Introduction to Marketing Metrics: The Manager's Guide to Measuring Marketing Performance, 3rd Edition
1.8 Where are the “Top Ten” Metrics?
Working on this book we received many requests to provide a short list of the “key” or “top ten” marketing metrics. The intuition behind this request is that readers (managers and students) want to be able to focus their attention on the “most important” metrics.
Although some readers have read the earlier editions from cover to cover, it is safe to say none of the authors have had that pleasure. We view the book as a reference book—something to keep on the shelf and use when confronted with a new or less familiar metric. The list of metrics covered is therefore long so as to be useful for those occasions. It is not aimed to be a guide to the X number of metrics you must apply to monitor marketing. It is this view of the book as a reference guide that helps explain why we do not rate or rank the long list of metrics. We see you pulling the book from the shelf as needed, rather than us pushing our preferred metrics upon you.
Specifically, the reasons for us not providing the short list of “really important” metrics are as follows.
First, we believe that any ranking of marketing metrics from most to least useful should depend on the type of business under consideration. Thus what metrics you prefer depend upon what you need them for. For example, marketers of business-to-business products and services that go to market through a direct sales force don’t need metrics that measure retail availability or dealer productivity.
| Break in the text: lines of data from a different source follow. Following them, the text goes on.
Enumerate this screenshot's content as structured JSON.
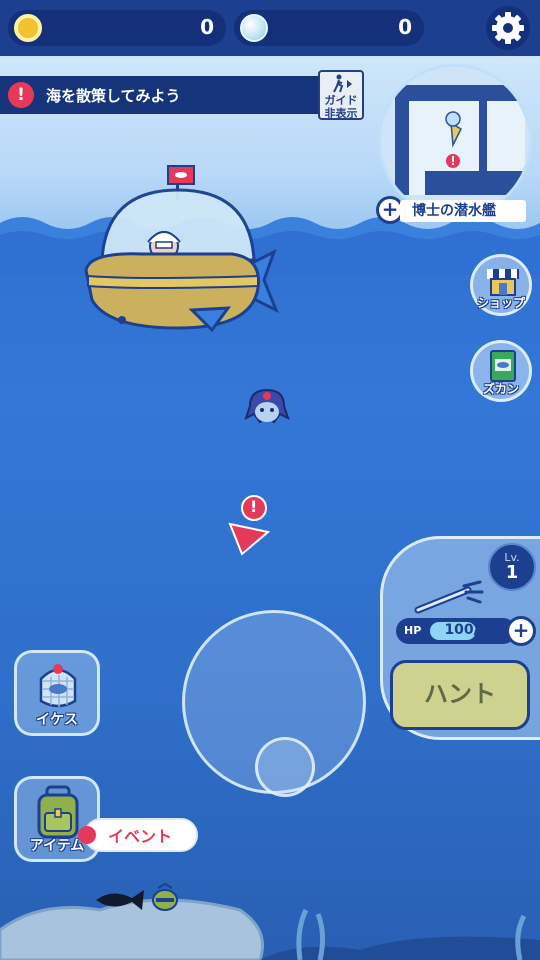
{
  "hud": {
    "coins": "0",
    "pearls": "0"
  },
  "quest": {
    "alert_glyph": "!",
    "text": "海を散策してみよう",
    "guide_label_line1": "ガイド",
    "guide_label_line2": "非表示"
  },
  "minimap": {
    "label": "博士の潜水艦",
    "plus": "+"
  },
  "side_buttons": {
    "shop": "ショップ",
    "zukan": "ズカン"
  },
  "left_buttons": {
    "ikesu": "イケス",
    "item": "アイテム"
  },
  "event": {
    "label": "イベント"
  },
  "hunt": {
    "level_label": "Lv.",
    "level_value": "1",
    "hp_label": "HP",
    "hp_value": "100/100",
    "hp_fraction": 1.0,
    "plus": "+",
    "hunt_label": "ハント"
  },
  "waypoint": {
    "alert_glyph": "!"
  },
  "colors": {
    "accent_red": "#e6395a",
    "navy": "#1c3f8f",
    "ocean": "#2f6fd0"
  }
}
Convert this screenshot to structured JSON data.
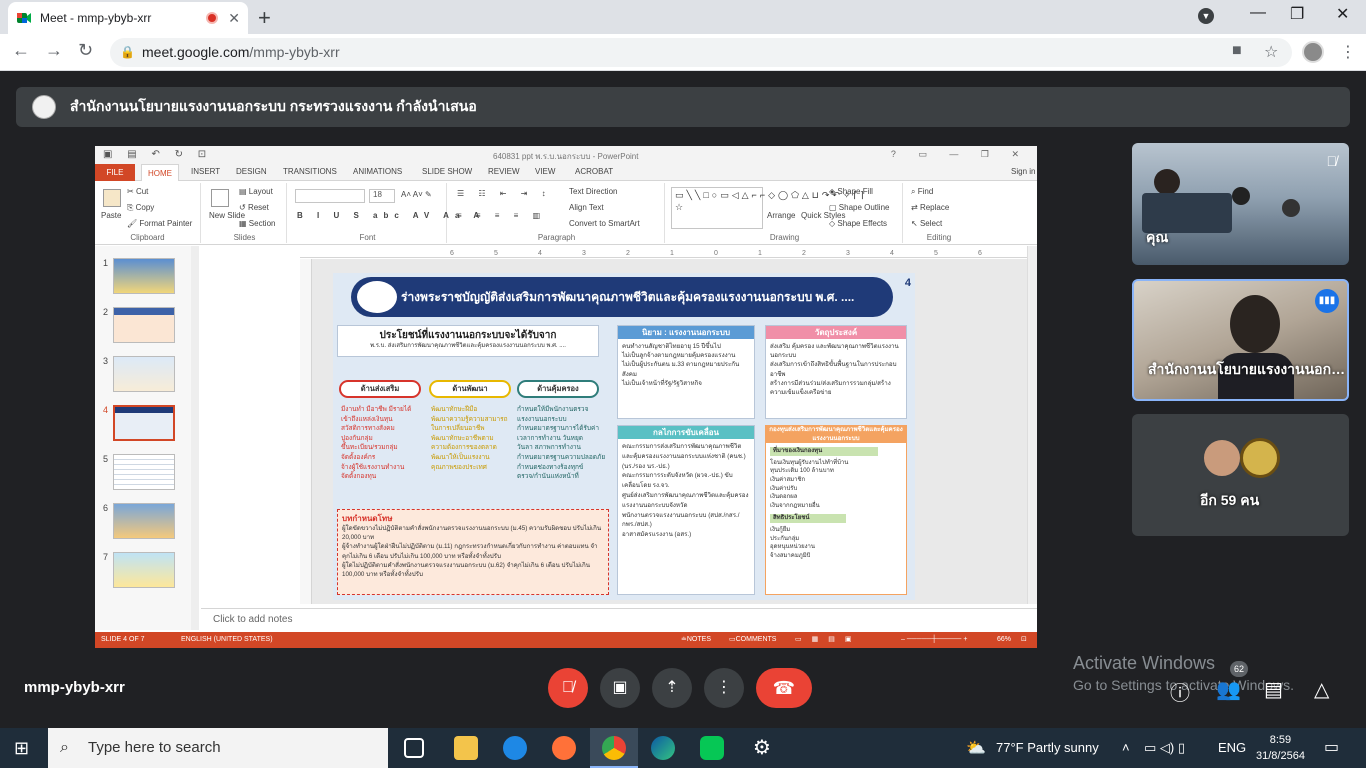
{
  "browser": {
    "tab_title": "Meet - mmp-ybyb-xrr",
    "url_domain": "meet.google.com",
    "url_path": "/mmp-ybyb-xrr"
  },
  "banner": {
    "text": "สำนักงานนโยบายแรงงานนอกระบบ กระทรวงแรงงาน กำลังนำเสนอ"
  },
  "ppt": {
    "doc_title": "640831 ppt พ.ร.บ.นอกระบบ - PowerPoint",
    "sign_in": "Sign in",
    "tabs": [
      "FILE",
      "HOME",
      "INSERT",
      "DESIGN",
      "TRANSITIONS",
      "ANIMATIONS",
      "SLIDE SHOW",
      "REVIEW",
      "VIEW",
      "ACROBAT"
    ],
    "ribbon": {
      "clipboard": {
        "label": "Clipboard",
        "paste": "Paste",
        "cut": "Cut",
        "copy": "Copy",
        "format_painter": "Format Painter"
      },
      "slides": {
        "label": "Slides",
        "new_slide": "New Slide",
        "layout": "Layout",
        "reset": "Reset",
        "section": "Section"
      },
      "font": {
        "label": "Font",
        "size": "18"
      },
      "paragraph": {
        "label": "Paragraph",
        "text_direction": "Text Direction",
        "align_text": "Align Text",
        "convert_smartart": "Convert to SmartArt"
      },
      "drawing": {
        "label": "Drawing",
        "arrange": "Arrange",
        "quick_styles": "Quick Styles",
        "shape_fill": "Shape Fill",
        "shape_outline": "Shape Outline",
        "shape_effects": "Shape Effects"
      },
      "editing": {
        "label": "Editing",
        "find": "Find",
        "replace": "Replace",
        "select": "Select"
      }
    },
    "thumb_numbers": [
      "1",
      "2",
      "3",
      "4",
      "5",
      "6",
      "7"
    ],
    "notes_placeholder": "Click to add notes",
    "status": {
      "slide": "SLIDE 4 OF 7",
      "language": "ENGLISH (UNITED STATES)",
      "notes": "NOTES",
      "comments": "COMMENTS",
      "zoom": "66%"
    },
    "ruler_marks": [
      "6",
      "5",
      "4",
      "3",
      "2",
      "1",
      "0",
      "1",
      "2",
      "3",
      "4",
      "5",
      "6"
    ]
  },
  "slide": {
    "number": "4",
    "title": "ร่างพระราชบัญญัติส่งเสริมการพัฒนาคุณภาพชีวิตและคุ้มครองแรงงานนอกระบบ พ.ศ. ....",
    "benefit_head": "ประโยชน์ที่แรงงานนอกระบบจะได้รับจาก",
    "benefit_sub": "พ.ร.บ. ส่งเสริมการพัฒนาคุณภาพชีวิตและคุ้มครองแรงงานนอกระบบ พ.ศ. ....",
    "pills": [
      "ด้านส่งเสริม",
      "ด้านพัฒนา",
      "ด้านคุ้มครอง"
    ],
    "col1": [
      "มีงานทำ มีอาชีพ มีรายได้",
      "เข้าถึงแหล่งเงินทุน",
      "สวัสดิการทางสังคม",
      "ปูองกันกลุ่ม",
      "ขึ้นทะเบียน/รวมกลุ่ม",
      "จัดตั้งองค์กร",
      "จ้างผู้ใช้แรงงานทำงาน",
      "จัดตั้งกองทุน"
    ],
    "col2": [
      "พัฒนาทักษะฝีมือ",
      "พัฒนาความรู้ความสามารถ",
      "ในการเปลี่ยนอาชีพ",
      "พัฒนาทักษะอาชีพตาม",
      "ความต้องการของตลาด",
      "พัฒนาให้เป็นแรงงาน",
      "คุณภาพของประเทศ"
    ],
    "col3": [
      "กำหนดให้มีพนักงานตรวจ",
      "แรงงานนอกระบบ",
      "กำหนดมาตรฐานการได้รับค่า",
      "เวลาการทำงาน วันหยุด",
      "วันลา สภาพการทำงาน",
      "กำหนดมาตรฐานความปลอดภัย",
      "กำหนดช่องทางร้องทุกข์",
      "ตรวจ/กำนันแห่งหน้าที่"
    ],
    "penalty_head": "บทกำหนดโทษ",
    "penalty": [
      "ผู้ใดขัดขวางไม่ปฏิบัติตามคำสั่งพนักงานตรวจแรงงานนอกระบบ (ม.45) ความรับผิดชอบ ปรับไม่เกิน 20,000 บาท",
      "ผู้จ้างทำงานผู้ใดฝ่าฝืนไม่ปฏิบัติตาม (ม.11) กฎกระทรวงกำหนดเกี่ยวกับการทำงาน ค่าตอบแทน จำคุกไม่เกิน 6 เดือน ปรับไม่เกิน 100,000 บาท หรือทั้งจำทั้งปรับ",
      "ผู้ใดไม่ปฏิบัติตามคำสั่งพนักงานตรวจแรงงานนอกระบบ (ม.62) จำคุกไม่เกิน 6 เดือน ปรับไม่เกิน 100,000 บาท หรือทั้งจำทั้งปรับ"
    ],
    "def_head": "นิยาม : แรงงานนอกระบบ",
    "def_items": [
      "คนทำงานสัญชาติไทยอายุ 15 ปีขึ้นไป",
      "ไม่เป็นลูกจ้างตามกฎหมายคุ้มครองแรงงาน",
      "ไม่เป็นผู้ประกันตน ม.33 ตามกฎหมายประกันสังคม",
      "ไม่เป็นเจ้าหน้าที่รัฐ/รัฐวิสาหกิจ"
    ],
    "obj_head": "วัตถุประสงค์",
    "obj_items": [
      "ส่งเสริม คุ้มครอง และพัฒนาคุณภาพชีวิตแรงงานนอกระบบ",
      "ส่งเสริมการเข้าถึงสิทธิขั้นพื้นฐานในการประกอบอาชีพ",
      "สร้างการมีส่วนร่วม/ส่งเสริมการรวมกลุ่ม/สร้างความเข้มแข็งเครือข่าย"
    ],
    "mech_head": "กลไกการขับเคลื่อน",
    "mech_items": [
      "คณะกรรมการส่งเสริมการพัฒนาคุณภาพชีวิตและคุ้มครองแรงงานนอกระบบแห่งชาติ (คนช.) (นร./รอง นร.-ปธ.)",
      "คณะกรรมการระดับจังหวัด (ผวจ.-ปธ.) ขับเคลื่อนโดย รง.จว.",
      "ศูนย์ส่งเสริมการพัฒนาคุณภาพชีวิตและคุ้มครองแรงงานนอกระบบจังหวัด",
      "พนักงานตรวจแรงงานนอกระบบ (สปส./กสร./กพร./สปส.)",
      "อาสาสมัครแรงงาน (อสร.)"
    ],
    "fund_head": "กองทุนส่งเสริมการพัฒนาคุณภาพชีวิตและคุ้มครองแรงงานนอกระบบ",
    "fund_src_head": "ที่มาของเงินกองทุน",
    "fund_src": [
      "โอนเงินทุนผู้รับงานไปทำที่บ้าน",
      "ทุนประเดิม 100 ล้านบาท",
      "เงินค่าสมาชิก",
      "เงินค่าปรับ",
      "เงินดอกผล",
      "เงินจากกฎหมายอื่น"
    ],
    "fund_ben_head": "สิทธิประโยชน์",
    "fund_ben": [
      "เงินกู้ยืม",
      "ประกันกลุ่ม",
      "อุดหนุนหน่วยงาน",
      "จ้างสมาคมภูมิบิ"
    ]
  },
  "tiles": {
    "t1_name": "คุณ",
    "t2_name": "สำนักงานนโยบายแรงงานนอก…",
    "t3_name": "อีก 59 คน"
  },
  "meet": {
    "code": "mmp-ybyb-xrr",
    "participant_count": "62"
  },
  "watermark": {
    "line1": "Activate Windows",
    "line2": "Go to Settings to activate Windows."
  },
  "taskbar": {
    "search_placeholder": "Type here to search",
    "weather": "77°F  Partly sunny",
    "lang": "ENG",
    "time": "8:59",
    "date": "31/8/2564"
  }
}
Also, even what might begin as a short list tends to expand rapidly as metrics come in matched sets. For example, if customer lifetime value is important to your business (let’s say, financial services), then you are also likely to use measures of retention and acquisition costs. The same notion applies to retail, media, sales force, and Web traffic metrics. If some of these are important to you, others in the same general categories are likely to be rated as useful, too.
Third, businesses don’t always have access (at a reasonable cost) to the metrics they would like to have. Inevitably, some of the rankings presented will reflect the cost of obtaining the data that underlie the particular metrics. Some metrics may be interesting to know but cost more to obtain than the value of the information they provide. The size of the organization will thus matter. Small organizations will use metrics that are cheaper to obtain; whereas larger organizations are more likely to be able to realize the full value from expensive, proprietary, or custom-created metrics. The same goes for stages in the product life cycle. Managers of newly launched products often have different concerns and metrics to monitor them than mature products.
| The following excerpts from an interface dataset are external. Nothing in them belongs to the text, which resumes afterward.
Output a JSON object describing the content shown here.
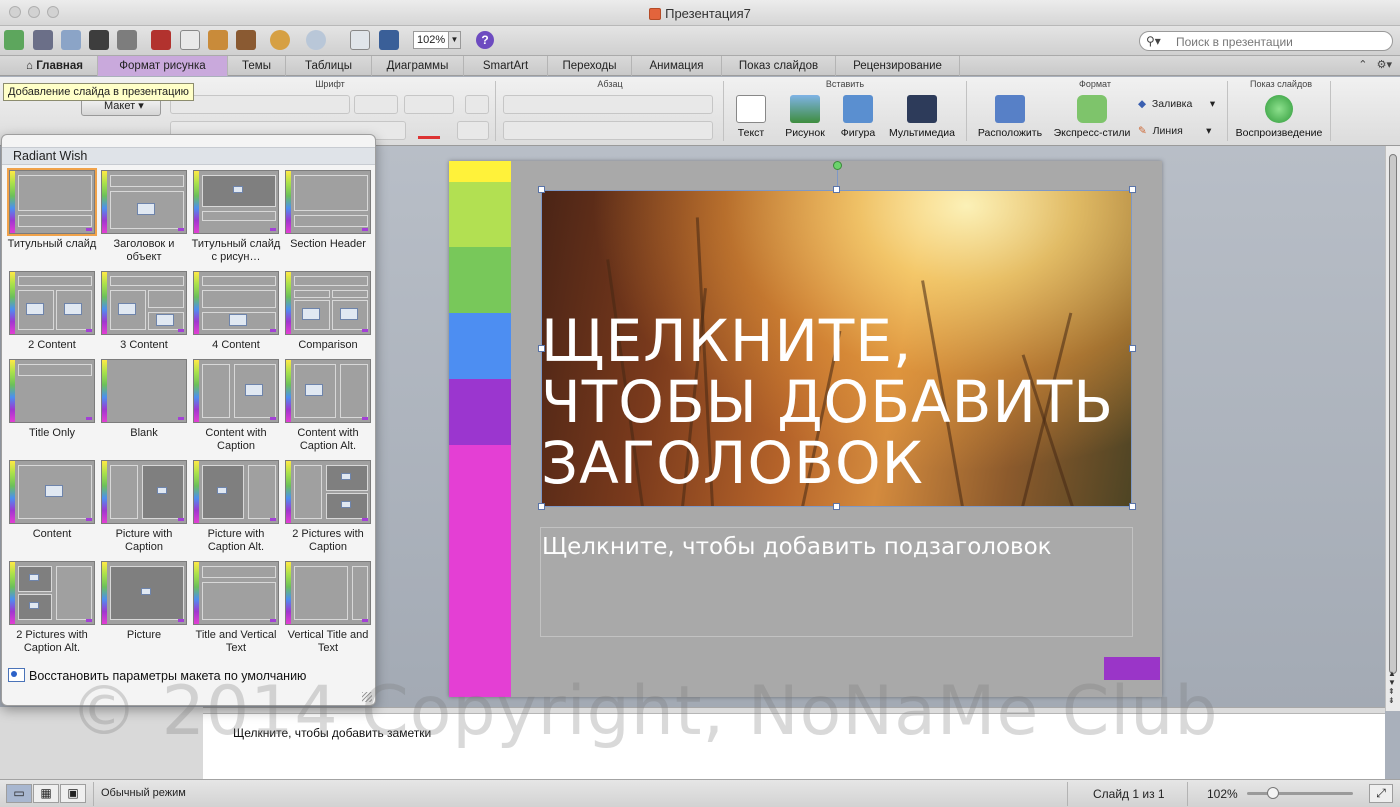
{
  "window": {
    "title": "Презентация7"
  },
  "toolbar": {
    "zoom_value": "102%",
    "search_placeholder": "Поиск в презентации"
  },
  "tabs": [
    {
      "label": "Главная"
    },
    {
      "label": "Формат рисунка"
    },
    {
      "label": "Темы"
    },
    {
      "label": "Таблицы"
    },
    {
      "label": "Диаграммы"
    },
    {
      "label": "SmartArt"
    },
    {
      "label": "Переходы"
    },
    {
      "label": "Анимация"
    },
    {
      "label": "Показ слайдов"
    },
    {
      "label": "Рецензирование"
    }
  ],
  "ribbon": {
    "groups": {
      "font": "Шрифт",
      "paragraph": "Абзац",
      "insert": "Вставить",
      "format": "Формат",
      "slideshow": "Показ слайдов"
    },
    "layout_button": "Макет",
    "insert_buttons": [
      "Текст",
      "Рисунок",
      "Фигура",
      "Мультимедиа"
    ],
    "format_buttons": [
      "Расположить",
      "Экспресс-стили"
    ],
    "fill_label": "Заливка",
    "line_label": "Линия",
    "play_label": "Воспроизведение"
  },
  "tooltip": "Добавление слайда в презентацию",
  "gallery": {
    "header": "Radiant Wish",
    "layouts": [
      {
        "label": "Титульный слайд"
      },
      {
        "label": "Заголовок и объект"
      },
      {
        "label": "Титульный слайд с рисун…"
      },
      {
        "label": "Section Header"
      },
      {
        "label": "2 Content"
      },
      {
        "label": "3 Content"
      },
      {
        "label": "4 Content"
      },
      {
        "label": "Comparison"
      },
      {
        "label": "Title Only"
      },
      {
        "label": "Blank"
      },
      {
        "label": "Content with Caption"
      },
      {
        "label": "Content with Caption Alt."
      },
      {
        "label": "Content"
      },
      {
        "label": "Picture with Caption"
      },
      {
        "label": "Picture with Caption Alt."
      },
      {
        "label": "2 Pictures with Caption"
      },
      {
        "label": "2 Pictures with Caption Alt."
      },
      {
        "label": "Picture"
      },
      {
        "label": "Title and Vertical Text"
      },
      {
        "label": "Vertical Title and Text"
      }
    ],
    "restore_label": "Восстановить параметры макета по умолчанию"
  },
  "slide": {
    "title_lines": [
      "ЩЕЛКНИТЕ,",
      "ЧТОБЫ ДОБАВИТЬ",
      "ЗАГОЛОВОК"
    ],
    "subtitle": "Щелкните, чтобы добавить подзаголовок",
    "stripe_colors": [
      "#fff23a",
      "#b2e052",
      "#78c85a",
      "#4d8ef2",
      "#9b36cf",
      "#e43fd4"
    ]
  },
  "notes": {
    "placeholder": "Щелкните, чтобы добавить заметки"
  },
  "statusbar": {
    "view_mode": "Обычный режим",
    "slide_counter": "Слайд 1 из 1",
    "zoom": "102%"
  },
  "watermark": "© 2014 Copyright, NoNaMe Club"
}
Fourth, we believe that some metrics currently ranked lower by managers will ultimately prove to be very useful, after managers fully understand the pros and cons of a particular metric. For example, advocates believe that Economic Value Added (EVA) is the “gold standard” of profitability metrics, but when we discuss it with many managers, it ranks far below other financial performance measures such as ROI. We believe one reason for the low ranking of EVA is that this metric is less applicable at the “operating level” than for overall corporate performance. So even within the same business, depending on where a manager sits in the organization, some metrics are more relevant than others. Also, like EVA, many metrics that we have included are relatively new to marketing, and many managers don’t understand them well or know how they might be relevant to their particular business. Customer Lifetime Value is another metric that is gaining acceptance, but is still unfamiliar to many managers. If all these metrics were perfectly understood, there would be no need for a book of this type.
We included the results of our survey of marketing managers in the second edition so that readers could learn what metrics other managers thought were potentially useful. However, we are now less convinced that the survey results are useful, because metric use and understanding remains an awfully long way from where we want to be. In this third edition we have therefore concentrated on adding more metrics and explaining some metrics in greater detail. Deleting the managerial survey results from the second edition gave us the space to do this.
Here we simply note the key points from the survey. These were that managers value the profit related metrics, net profit, ROI, and margin most highly, even though these metrics had less to do with day-to-day marketing decisions. We presume this is because those are the metrics they are asked about by those who control budgets. Customer satisfaction was the most popular “non-financial” metric. Sales related metrics, such as Sales Total also proved popular.